ROS (Robot Operating System) is an open-source robot meta-operating software, performing operating-system-like functions such as hardware abstraction, low-level device control, implementation of frequently-used functionality and more. Low-level device control refers to the ability to directly modify and manage hardware devices at an lower level, such as controlling the individual pins on a microcontroller or sending low-level commands to sensors or actuators. Configuring, initializing and communicating with devices as well as managing interrupts at a low level and events are among the many tasks required by ROS’ low-level device control, giving developers precision and efficiency when working with sensors, motors and actuators on robots.
Ubuntu quickly became the preferred platform for ROS from its inception. ROS/ROS 2 distribution varies based on which Ubuntu version you use; ROS 2 running Ubuntu 20.04 can be found on single-board computers powered by an i.MX8QM, Mini or Plus Applications Processor from iWave’s range of single board computers.
SBCs feature all of the essential interface connectors, including Gigabit Ethernet, USB 2.0 & 3.0 connectors and PCIe ports, for maximum flexibility and adaptability in meeting many different application needs. In addition, SBCs come equipped with HDMI 2.0 connectors as well as MIPI CSI/DSI connectors/LVDS ports/audio jacks which make them an excellent solution for single processing or video applications.
Key Features of ROS 2
ROS 2 provides developers across industries with a common software platform to support prototyping, research, deployment and production in an easy manner. ROS provides libraries and tools that make building, writing, executing and running programs across several computers possible. ROS builds upon its predecessor which has already proven itself incredibly popular, used widely across robotics-related applications globally today.
ROS provides hardware abstraction drivers, device drivers, communications between machines, testing tools and visualization features – all necessary elements to build complex software without knowing exactly how specific hardware functions. As runtime software with its own communication protocol, it enables creation of complex applications without having any prior knowledge about them.

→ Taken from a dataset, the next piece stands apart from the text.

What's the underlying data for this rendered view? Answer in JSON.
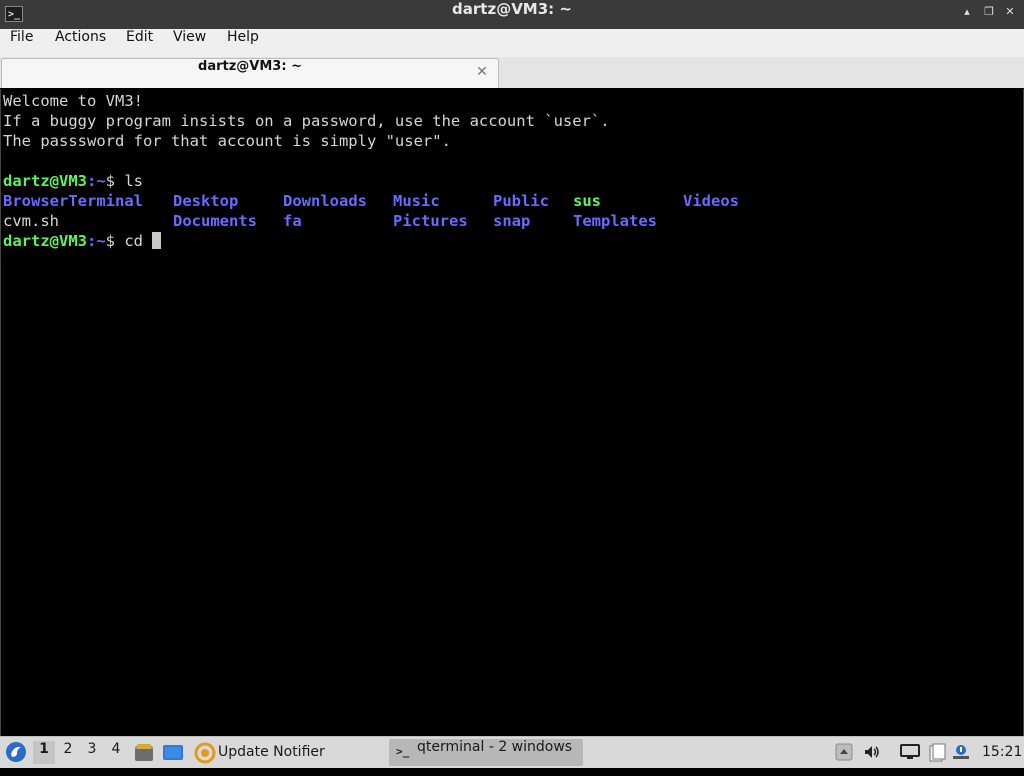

ROS 2 can be deployed across a wide array of robotics-related applications, from indoor to outdoor and automotive to home environments; under water environments; space exploration projects; industrial to consumer.
ROS 2 is an open source robotic operating system running on Linux, Windows, and macOS that enables developers to easily implement autonomous on-robot control, backend management, user interface design and backend systems for backend operations. A tiered model of support allows for the development and promotion of porting to new platforms – such as embedded and real-time operating systems – as these platforms gain investment interest.

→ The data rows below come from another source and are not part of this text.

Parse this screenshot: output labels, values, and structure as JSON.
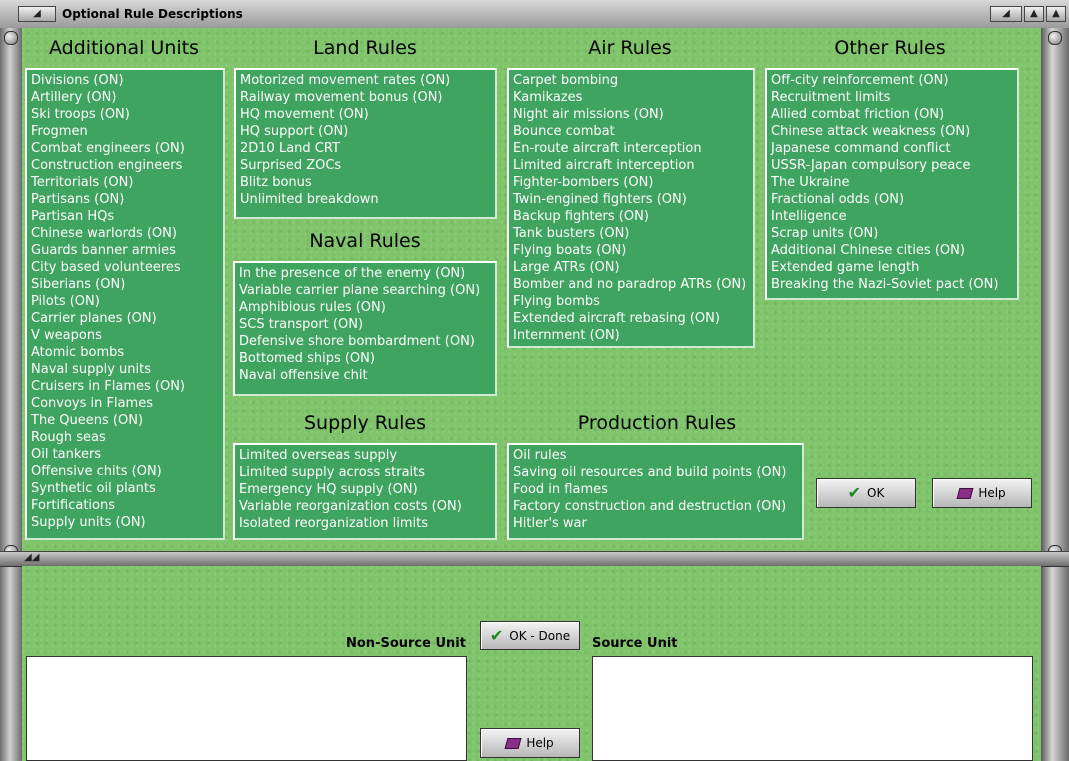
{
  "window": {
    "title": "Optional Rule Descriptions"
  },
  "additional_units": {
    "heading": "Additional Units",
    "items": [
      "Divisions (ON)",
      "Artillery (ON)",
      "Ski troops (ON)",
      "Frogmen",
      "Combat engineers (ON)",
      "Construction engineers",
      "Territorials (ON)",
      "Partisans (ON)",
      "Partisan HQs",
      "Chinese warlords (ON)",
      "Guards banner armies",
      "City based volunteeres",
      "Siberians (ON)",
      "Pilots (ON)",
      "Carrier planes (ON)",
      "V weapons",
      "Atomic bombs",
      "Naval supply units",
      "Cruisers in Flames (ON)",
      "Convoys in Flames",
      "The Queens (ON)",
      "Rough seas",
      "Oil tankers",
      "Offensive chits (ON)",
      "Synthetic oil plants",
      "Fortifications",
      "Supply units (ON)"
    ]
  },
  "land_rules": {
    "heading": "Land Rules",
    "items": [
      "Motorized movement rates (ON)",
      "Railway movement bonus (ON)",
      "HQ movement (ON)",
      "HQ support (ON)",
      "2D10 Land CRT",
      "Surprised ZOCs",
      "Blitz bonus",
      "Unlimited breakdown"
    ]
  },
  "naval_rules": {
    "heading": "Naval Rules",
    "items": [
      "In the presence of the enemy (ON)",
      "Variable carrier plane searching (ON)",
      "Amphibious rules (ON)",
      "SCS transport (ON)",
      "Defensive shore bombardment (ON)",
      "Bottomed ships (ON)",
      "Naval offensive chit"
    ]
  },
  "supply_rules": {
    "heading": "Supply Rules",
    "items": [
      "Limited overseas supply",
      "Limited supply across straits",
      "Emergency HQ supply (ON)",
      "Variable reorganization costs (ON)",
      "Isolated reorganization limits"
    ]
  },
  "air_rules": {
    "heading": "Air Rules",
    "items": [
      "Carpet bombing",
      "Kamikazes",
      "Night air missions (ON)",
      "Bounce combat",
      "En-route aircraft interception",
      "Limited aircraft interception",
      "Fighter-bombers (ON)",
      "Twin-engined fighters (ON)",
      "Backup fighters (ON)",
      "Tank busters (ON)",
      "Flying boats (ON)",
      "Large ATRs (ON)",
      "Bomber and no paradrop ATRs (ON)",
      "Flying bombs",
      "Extended aircraft rebasing (ON)",
      "Internment (ON)"
    ]
  },
  "production_rules": {
    "heading": "Production Rules",
    "items": [
      "Oil rules",
      "Saving oil resources and build points (ON)",
      "Food in flames",
      "Factory construction and destruction (ON)",
      "Hitler's war"
    ]
  },
  "other_rules": {
    "heading": "Other Rules",
    "items": [
      "Off-city reinforcement (ON)",
      "Recruitment limits",
      "Allied combat friction (ON)",
      "Chinese attack weakness (ON)",
      "Japanese command conflict",
      "USSR-Japan compulsory peace",
      "The Ukraine",
      "Fractional odds (ON)",
      "Intelligence",
      "Scrap units (ON)",
      "Additional Chinese cities (ON)",
      "Extended game length",
      "Breaking the Nazi-Soviet pact (ON)"
    ]
  },
  "buttons": {
    "ok": "OK",
    "help": "Help",
    "ok_done": "OK - Done",
    "help2": "Help"
  },
  "bottom": {
    "non_source_label": "Non-Source Unit",
    "source_label": "Source Unit"
  }
}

ROS 2 provides all the robotics tools, libraries and capabilities needed to develop applications. As free software, ROS 2 gives you complete freedom over how and when you use it; plus the option to modify it to meet your unique requirements.
With more than a decade of experience establishing ROS 1 as the global standard in robot research and development, ROS 2 was designed from its inception to be industrial-grade and utilized in production environments.
As evidenced by ROS 2’s Technical Steering Committee, ROS 2 enjoys wide industrial support. Both large and small companies around the globe invest their resources in making open source contributions towards ROS 2, in addition to developing products based on ROS 2.
Over the last decade, The ROS project has amassed an extensive library of robotics-related software through an engaged community comprising hundreds of thousands of contributors worldwide. ROS 2 will be developed by and for its future stewards – its members.
ROS has quickly become one of the most widely adopted robot operating systems, used widely across applications that range from medical instruments to vacuum cleaners – as well as being expanded to encompass dynamic automation applications and beyond.
ROS was designed with collaboration in mind. The foundational code and information can be utilized by any robotics system (drone arms, bases etc). No new ideas need to be generated – simply leverage existing knowledge! Calculating a trajectory involves devising the path a robot, vehicle or other moving object must take to reach their intended destination or complete a specific task. Robotics requires creating a path for an arm robot to move from one location to the next while avoiding obstacles; or creating a path for mobile robots to navigate space to reach their destination. Trajectory planning algorithms consider various factors, including the physical limitations and surrounding of a robot, its immediate environment and any restrictions to movement such as collision avoidance or speed restrictions. ROS offers various tracking and control capabilities which enable developers to create complex task-based robotics.
There’s an ROS program for every task imaginable – be it to calculate a trajectory, run SLAM algorithm or implement remote control. ROS also supports digital twinning to allow developers to simulate robots before deployment in actual conditions – tools like Gazebo allow you to make simulations using robots you don’t own!
ROS was developed as a system that allowed embedded platforms, like microcontrollers, to seamlessly become part of its environment rather than be separated from it by device drivers.